> _What the exercise asks_:
What lines of the data hold the string "open"? Copy them all.

(Beginning of Input records)

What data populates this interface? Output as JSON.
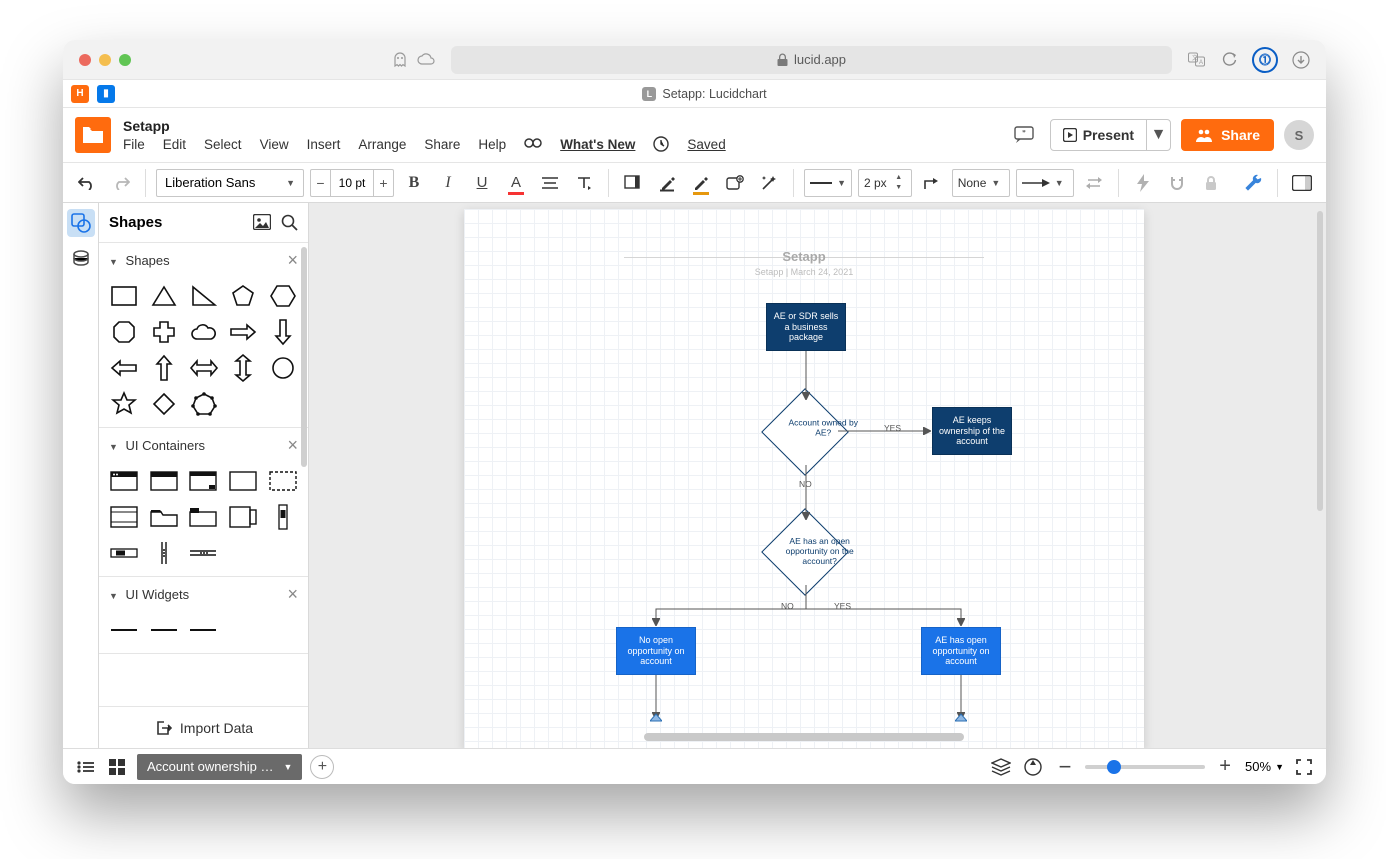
{
  "browser": {
    "url_domain": "lucid.app",
    "tab_title": "Setapp: Lucidchart",
    "tab_favicon": "L",
    "left_icons": [
      {
        "bg": "#ff6b0e",
        "txt": "H"
      },
      {
        "bg": "#0579ea",
        "txt": "▮"
      }
    ]
  },
  "app": {
    "doc_title": "Setapp",
    "menus": [
      "File",
      "Edit",
      "Select",
      "View",
      "Insert",
      "Arrange",
      "Share",
      "Help"
    ],
    "whats_new": "What's New",
    "saved": "Saved",
    "present": "Present",
    "share": "Share",
    "avatar": "S"
  },
  "toolbar": {
    "font_name": "Liberation Sans",
    "font_size": "10 pt",
    "line_width": "2 px",
    "line_end_default": "None"
  },
  "panel": {
    "title": "Shapes",
    "sections": {
      "shapes": "Shapes",
      "ui_containers": "UI Containers",
      "ui_widgets": "UI Widgets"
    },
    "import": "Import Data"
  },
  "canvas": {
    "title": "Setapp",
    "subtitle": "Setapp   |   March 24, 2021",
    "nodes": {
      "start": "AE or SDR sells a business package",
      "d1": "Account owned by AE?",
      "d1_right": "AE keeps ownership of the account",
      "d2": "AE has an open opportunity on the account?",
      "r_left": "No open opportunity on account",
      "r_right": "AE has open opportunity on account"
    },
    "labels": {
      "yes": "YES",
      "no": "NO"
    }
  },
  "footer": {
    "page_tab": "Account ownership …",
    "zoom": "50%"
  }
}
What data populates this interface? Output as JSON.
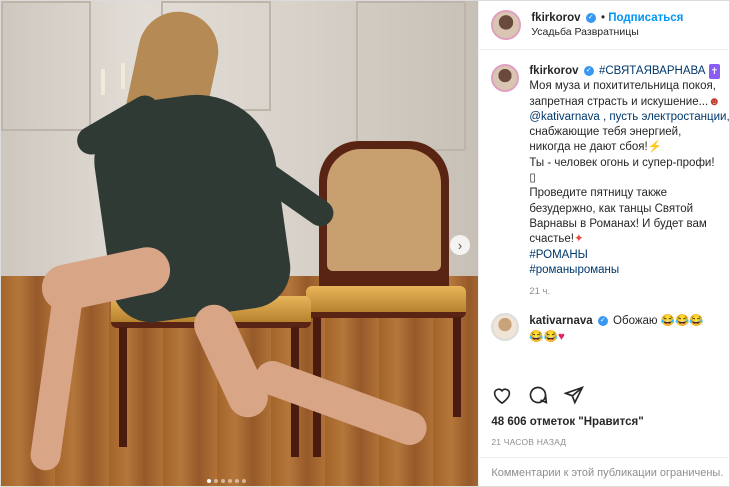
{
  "post": {
    "username": "fkirkorov",
    "follow_label": "Подписаться",
    "location": "Усадьба Развратницы",
    "caption": {
      "headline": "#СВЯТАЯВАРНАВА",
      "lines": [
        "Моя муза и похитительница покоя,",
        "запретная страсть и искушение...",
        "@kativarnava , пусть электростанции,",
        "снабжающие тебя энергией,",
        "никогда не дают сбоя!",
        "Ты - человек огонь и супер-профи!",
        "",
        "Проведите пятницу также",
        "безудержно, как танцы Святой",
        "Варнавы в Романах! И будет вам",
        "счастье!"
      ],
      "tag1": "#РОМАНЫ",
      "tag2": "#романыроманы",
      "time": "21 ч."
    },
    "comment": {
      "username": "kativarnava",
      "text": "Обожаю"
    },
    "likes": "48 606 отметок \"Нравится\"",
    "timestamp": "21 ЧАСОВ НАЗАД",
    "comment_placeholder": "Комментарии к этой публикации ограничены."
  },
  "icons": {
    "like": "heart-icon",
    "comment": "comment-icon",
    "share": "send-icon",
    "verified": "verified-badge-icon"
  },
  "colors": {
    "link": "#0095f6",
    "hashtag": "#00376b",
    "muted": "#8e8e8e"
  }
}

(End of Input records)

> _Response to the task_:
      "d2": "AE has an open opportunity on the account?",
      "r_left": "No open opportunity on account",
      "r_right": "AE has open opportunity on account"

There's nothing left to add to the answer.